Further investigation of the pirate. If a pirated trademark is already actually being used, notwithstanding the fact that civil infringement liability cannot be claimed against use of the pirated trademark until the registration of the same has been invalidated or cancelled, such a pirate has usually committed other acts of infringement, e.g., passing off packaging and trade dress, falsely claiming that it is an authorized distributor of the rights holder, the images it uses for publicity and promotional purposes infringing the rights holder’s copyrights, infringement of other trademarks that it has yet to preemptively register, etc., and infringement of the rights holder’s patents may also be involved. If an investigation reveals other infringing acts, rights protection measures may be taken against such infringing acts.
Assessing the use of the pirated trademark. Even though a pirated trademark is being “used”, it is nevertheless necessary to determine whether the trademark actually being used is consistent with the design, the registration of which has been approved, and whether the goods/services for which the trademark is being used are consistent with the goods/services for which registration of the trademark has been designated. If they are inconsistent, it remains possible to claim trademark infringement liability in respect of the use of the pirated trademark.
The above-mentioned ideas are a distillation of the authors’ experience in their work. As such complex infringing acts usually administer a major shock to the rights holder’s market, it is worth expending a fair amount of energy to strike back hard.
Frank Liu is a partner and Adam Zhu is an associate at Tiantai Law Firm
Tiantai Law Firm

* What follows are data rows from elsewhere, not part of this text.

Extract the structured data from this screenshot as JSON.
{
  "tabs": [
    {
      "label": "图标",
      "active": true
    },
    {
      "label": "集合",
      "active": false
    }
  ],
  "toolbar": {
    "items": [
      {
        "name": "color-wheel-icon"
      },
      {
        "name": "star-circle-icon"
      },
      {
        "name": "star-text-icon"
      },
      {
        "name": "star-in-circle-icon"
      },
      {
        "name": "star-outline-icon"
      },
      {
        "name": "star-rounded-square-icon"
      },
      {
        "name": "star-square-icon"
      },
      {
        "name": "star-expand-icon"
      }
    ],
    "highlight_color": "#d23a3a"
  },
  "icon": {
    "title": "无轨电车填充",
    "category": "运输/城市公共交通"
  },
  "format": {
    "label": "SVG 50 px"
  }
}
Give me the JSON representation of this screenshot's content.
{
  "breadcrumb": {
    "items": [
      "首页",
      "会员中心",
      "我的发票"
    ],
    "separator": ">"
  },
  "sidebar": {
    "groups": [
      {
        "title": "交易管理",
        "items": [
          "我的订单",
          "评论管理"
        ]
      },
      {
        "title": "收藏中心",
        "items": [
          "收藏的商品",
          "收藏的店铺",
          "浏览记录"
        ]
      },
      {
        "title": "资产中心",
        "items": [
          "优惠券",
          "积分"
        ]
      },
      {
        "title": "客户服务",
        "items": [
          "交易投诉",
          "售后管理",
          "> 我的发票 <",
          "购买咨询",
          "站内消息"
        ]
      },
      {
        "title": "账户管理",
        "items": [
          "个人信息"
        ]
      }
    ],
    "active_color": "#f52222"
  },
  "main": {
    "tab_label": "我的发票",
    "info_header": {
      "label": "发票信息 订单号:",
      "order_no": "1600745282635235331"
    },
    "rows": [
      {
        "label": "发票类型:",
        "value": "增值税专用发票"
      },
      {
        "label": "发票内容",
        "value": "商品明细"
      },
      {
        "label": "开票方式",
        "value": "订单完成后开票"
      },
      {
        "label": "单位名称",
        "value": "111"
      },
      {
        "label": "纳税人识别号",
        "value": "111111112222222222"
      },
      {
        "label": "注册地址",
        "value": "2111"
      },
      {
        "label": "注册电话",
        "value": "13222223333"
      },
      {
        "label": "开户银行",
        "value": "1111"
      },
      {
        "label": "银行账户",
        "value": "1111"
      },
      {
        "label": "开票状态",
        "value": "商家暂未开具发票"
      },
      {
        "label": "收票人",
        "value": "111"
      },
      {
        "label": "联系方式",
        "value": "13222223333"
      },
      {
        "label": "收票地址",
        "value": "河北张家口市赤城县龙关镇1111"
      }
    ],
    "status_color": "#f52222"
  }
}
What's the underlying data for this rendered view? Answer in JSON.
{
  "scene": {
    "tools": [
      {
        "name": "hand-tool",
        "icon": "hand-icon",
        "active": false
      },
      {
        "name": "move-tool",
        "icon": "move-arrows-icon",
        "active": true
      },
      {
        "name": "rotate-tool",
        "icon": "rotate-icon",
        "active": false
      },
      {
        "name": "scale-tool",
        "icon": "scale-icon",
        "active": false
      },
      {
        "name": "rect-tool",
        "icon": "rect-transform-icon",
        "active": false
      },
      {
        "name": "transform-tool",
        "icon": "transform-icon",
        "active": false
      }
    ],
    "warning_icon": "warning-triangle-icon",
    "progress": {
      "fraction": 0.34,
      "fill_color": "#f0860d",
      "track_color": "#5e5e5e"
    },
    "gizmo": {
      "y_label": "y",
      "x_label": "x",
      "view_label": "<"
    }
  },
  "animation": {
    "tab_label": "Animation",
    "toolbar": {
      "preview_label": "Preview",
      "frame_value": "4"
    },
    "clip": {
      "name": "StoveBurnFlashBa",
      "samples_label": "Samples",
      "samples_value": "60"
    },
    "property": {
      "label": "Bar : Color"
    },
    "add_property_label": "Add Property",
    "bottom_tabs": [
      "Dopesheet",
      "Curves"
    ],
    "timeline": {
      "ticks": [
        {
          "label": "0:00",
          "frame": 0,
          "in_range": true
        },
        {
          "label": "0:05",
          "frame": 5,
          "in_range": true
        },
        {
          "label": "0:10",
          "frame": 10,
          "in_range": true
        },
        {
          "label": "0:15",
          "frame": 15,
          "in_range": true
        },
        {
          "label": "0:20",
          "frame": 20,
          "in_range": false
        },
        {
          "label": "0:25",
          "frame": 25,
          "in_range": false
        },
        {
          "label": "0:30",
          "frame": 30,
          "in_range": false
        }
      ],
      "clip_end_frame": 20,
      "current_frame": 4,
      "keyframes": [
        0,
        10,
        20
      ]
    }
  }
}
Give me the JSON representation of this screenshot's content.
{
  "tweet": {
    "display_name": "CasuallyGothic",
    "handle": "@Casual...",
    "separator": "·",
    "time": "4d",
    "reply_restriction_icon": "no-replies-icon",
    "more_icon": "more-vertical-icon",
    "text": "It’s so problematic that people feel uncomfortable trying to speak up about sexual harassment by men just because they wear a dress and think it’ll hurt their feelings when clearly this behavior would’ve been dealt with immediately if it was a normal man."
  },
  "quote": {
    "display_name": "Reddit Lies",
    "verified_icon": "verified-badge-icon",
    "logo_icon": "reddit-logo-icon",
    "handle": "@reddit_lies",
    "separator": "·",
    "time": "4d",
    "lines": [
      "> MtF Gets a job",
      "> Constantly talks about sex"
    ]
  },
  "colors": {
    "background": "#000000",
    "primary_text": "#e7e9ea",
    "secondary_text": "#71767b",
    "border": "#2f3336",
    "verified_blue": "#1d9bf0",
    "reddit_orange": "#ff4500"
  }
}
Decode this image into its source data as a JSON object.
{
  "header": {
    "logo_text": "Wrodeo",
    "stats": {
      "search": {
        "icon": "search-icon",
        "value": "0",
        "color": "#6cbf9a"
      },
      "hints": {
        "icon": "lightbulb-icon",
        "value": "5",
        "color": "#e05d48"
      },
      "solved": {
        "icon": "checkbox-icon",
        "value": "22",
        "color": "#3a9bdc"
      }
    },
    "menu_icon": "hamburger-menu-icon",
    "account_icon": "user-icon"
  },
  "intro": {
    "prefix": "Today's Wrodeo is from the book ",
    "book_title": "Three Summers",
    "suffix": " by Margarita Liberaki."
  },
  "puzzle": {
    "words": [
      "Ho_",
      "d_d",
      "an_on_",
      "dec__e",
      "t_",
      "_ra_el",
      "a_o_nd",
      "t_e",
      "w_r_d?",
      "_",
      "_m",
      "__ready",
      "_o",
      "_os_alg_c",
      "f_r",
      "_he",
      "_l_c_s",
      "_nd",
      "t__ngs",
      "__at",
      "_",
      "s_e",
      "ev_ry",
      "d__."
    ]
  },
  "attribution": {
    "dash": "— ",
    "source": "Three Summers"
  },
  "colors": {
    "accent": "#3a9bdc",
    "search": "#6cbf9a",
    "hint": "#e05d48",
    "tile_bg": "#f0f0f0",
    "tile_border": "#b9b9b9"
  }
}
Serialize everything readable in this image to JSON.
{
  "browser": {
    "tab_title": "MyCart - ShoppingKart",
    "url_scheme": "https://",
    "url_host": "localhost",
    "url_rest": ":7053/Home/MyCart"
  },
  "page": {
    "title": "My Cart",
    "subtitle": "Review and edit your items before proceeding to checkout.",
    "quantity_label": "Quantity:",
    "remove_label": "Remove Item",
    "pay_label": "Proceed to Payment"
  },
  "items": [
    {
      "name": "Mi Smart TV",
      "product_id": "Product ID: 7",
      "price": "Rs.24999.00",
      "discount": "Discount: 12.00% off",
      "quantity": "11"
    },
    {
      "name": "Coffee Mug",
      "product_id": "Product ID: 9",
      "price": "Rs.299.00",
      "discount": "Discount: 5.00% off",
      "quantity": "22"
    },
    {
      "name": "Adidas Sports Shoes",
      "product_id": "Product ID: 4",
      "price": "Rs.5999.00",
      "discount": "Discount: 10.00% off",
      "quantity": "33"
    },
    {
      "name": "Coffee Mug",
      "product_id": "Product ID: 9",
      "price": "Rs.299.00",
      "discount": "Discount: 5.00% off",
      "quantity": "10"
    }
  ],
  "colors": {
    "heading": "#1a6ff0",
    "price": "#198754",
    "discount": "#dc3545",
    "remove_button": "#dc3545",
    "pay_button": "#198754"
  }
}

29/F, T1 Building, Raffles City
No.1133 Changning Road, Changning District
Shanghai 200051, China
Tel: +86 21 5237 7006
Fax: +86 21 5237 7009